## Exercise
Go through the records below and copy out every line holding "phrase".

## Records for the task
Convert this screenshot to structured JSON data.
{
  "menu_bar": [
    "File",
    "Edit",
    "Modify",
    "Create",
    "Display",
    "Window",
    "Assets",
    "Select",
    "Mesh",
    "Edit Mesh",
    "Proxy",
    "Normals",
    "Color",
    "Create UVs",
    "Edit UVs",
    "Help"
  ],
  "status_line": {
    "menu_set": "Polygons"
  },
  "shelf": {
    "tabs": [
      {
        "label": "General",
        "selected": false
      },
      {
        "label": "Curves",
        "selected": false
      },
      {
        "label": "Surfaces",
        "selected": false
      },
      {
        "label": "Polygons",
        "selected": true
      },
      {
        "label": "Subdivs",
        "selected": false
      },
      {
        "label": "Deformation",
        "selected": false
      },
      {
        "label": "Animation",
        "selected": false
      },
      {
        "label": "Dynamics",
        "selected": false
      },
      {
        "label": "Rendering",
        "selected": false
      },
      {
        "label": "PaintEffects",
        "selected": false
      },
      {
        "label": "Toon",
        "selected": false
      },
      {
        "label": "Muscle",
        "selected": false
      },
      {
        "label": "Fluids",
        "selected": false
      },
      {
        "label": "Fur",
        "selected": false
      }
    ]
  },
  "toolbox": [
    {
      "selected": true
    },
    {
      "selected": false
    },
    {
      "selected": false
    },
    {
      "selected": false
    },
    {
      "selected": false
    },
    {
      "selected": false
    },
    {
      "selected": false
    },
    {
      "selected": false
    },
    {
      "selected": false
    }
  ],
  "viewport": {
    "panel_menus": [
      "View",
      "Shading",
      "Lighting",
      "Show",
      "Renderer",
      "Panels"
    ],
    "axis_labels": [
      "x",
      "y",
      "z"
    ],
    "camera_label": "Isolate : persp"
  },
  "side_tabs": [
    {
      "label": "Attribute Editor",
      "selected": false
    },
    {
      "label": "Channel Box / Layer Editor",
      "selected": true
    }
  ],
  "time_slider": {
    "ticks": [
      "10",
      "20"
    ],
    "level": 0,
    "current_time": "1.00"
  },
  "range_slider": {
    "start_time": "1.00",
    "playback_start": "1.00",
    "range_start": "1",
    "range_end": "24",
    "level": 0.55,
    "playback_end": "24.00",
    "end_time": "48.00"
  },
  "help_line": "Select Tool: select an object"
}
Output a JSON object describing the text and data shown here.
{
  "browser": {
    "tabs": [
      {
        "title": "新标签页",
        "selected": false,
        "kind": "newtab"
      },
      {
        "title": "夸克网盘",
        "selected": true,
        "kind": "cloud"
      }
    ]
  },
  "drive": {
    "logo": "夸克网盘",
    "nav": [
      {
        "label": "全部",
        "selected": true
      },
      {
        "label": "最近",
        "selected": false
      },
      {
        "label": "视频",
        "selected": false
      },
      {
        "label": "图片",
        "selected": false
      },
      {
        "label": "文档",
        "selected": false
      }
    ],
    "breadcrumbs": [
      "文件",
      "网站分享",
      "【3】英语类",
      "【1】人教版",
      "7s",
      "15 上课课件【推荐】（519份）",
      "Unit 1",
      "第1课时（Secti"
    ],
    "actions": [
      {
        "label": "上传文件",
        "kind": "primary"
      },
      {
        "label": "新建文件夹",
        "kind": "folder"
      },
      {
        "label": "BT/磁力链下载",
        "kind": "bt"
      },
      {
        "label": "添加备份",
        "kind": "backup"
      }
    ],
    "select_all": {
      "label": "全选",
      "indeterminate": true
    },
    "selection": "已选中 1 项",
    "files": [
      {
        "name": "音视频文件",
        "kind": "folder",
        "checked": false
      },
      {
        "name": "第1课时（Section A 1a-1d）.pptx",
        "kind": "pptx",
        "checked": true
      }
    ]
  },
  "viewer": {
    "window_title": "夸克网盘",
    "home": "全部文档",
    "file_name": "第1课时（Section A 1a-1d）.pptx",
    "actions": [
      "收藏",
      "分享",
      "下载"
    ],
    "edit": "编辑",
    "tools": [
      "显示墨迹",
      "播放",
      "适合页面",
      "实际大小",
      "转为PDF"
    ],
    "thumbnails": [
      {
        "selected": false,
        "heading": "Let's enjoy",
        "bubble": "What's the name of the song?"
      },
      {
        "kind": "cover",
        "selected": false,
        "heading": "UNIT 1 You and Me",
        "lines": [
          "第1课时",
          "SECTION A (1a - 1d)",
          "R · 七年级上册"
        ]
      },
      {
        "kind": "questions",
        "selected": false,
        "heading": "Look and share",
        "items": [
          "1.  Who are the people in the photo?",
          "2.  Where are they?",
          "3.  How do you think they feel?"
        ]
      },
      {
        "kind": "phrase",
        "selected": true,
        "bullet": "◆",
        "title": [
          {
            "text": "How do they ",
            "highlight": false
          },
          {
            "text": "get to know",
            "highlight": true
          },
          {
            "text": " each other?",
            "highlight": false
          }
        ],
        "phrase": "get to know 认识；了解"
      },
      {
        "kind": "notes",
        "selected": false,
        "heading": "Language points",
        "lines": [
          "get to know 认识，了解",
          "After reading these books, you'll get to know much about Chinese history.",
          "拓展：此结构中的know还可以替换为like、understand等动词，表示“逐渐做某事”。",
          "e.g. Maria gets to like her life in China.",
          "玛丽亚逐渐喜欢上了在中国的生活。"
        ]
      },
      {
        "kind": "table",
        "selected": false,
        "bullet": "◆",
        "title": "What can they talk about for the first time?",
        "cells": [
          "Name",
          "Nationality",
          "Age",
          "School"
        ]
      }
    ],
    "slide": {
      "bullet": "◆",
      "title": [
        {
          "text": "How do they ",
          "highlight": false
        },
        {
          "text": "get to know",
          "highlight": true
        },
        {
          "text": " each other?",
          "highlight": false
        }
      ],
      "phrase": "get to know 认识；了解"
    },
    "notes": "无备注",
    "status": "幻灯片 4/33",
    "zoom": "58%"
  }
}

## Exercise answer
        "kind": "phrase",
        "phrase": "get to know 认识；了解"
      "phrase": "get to know 认识；了解"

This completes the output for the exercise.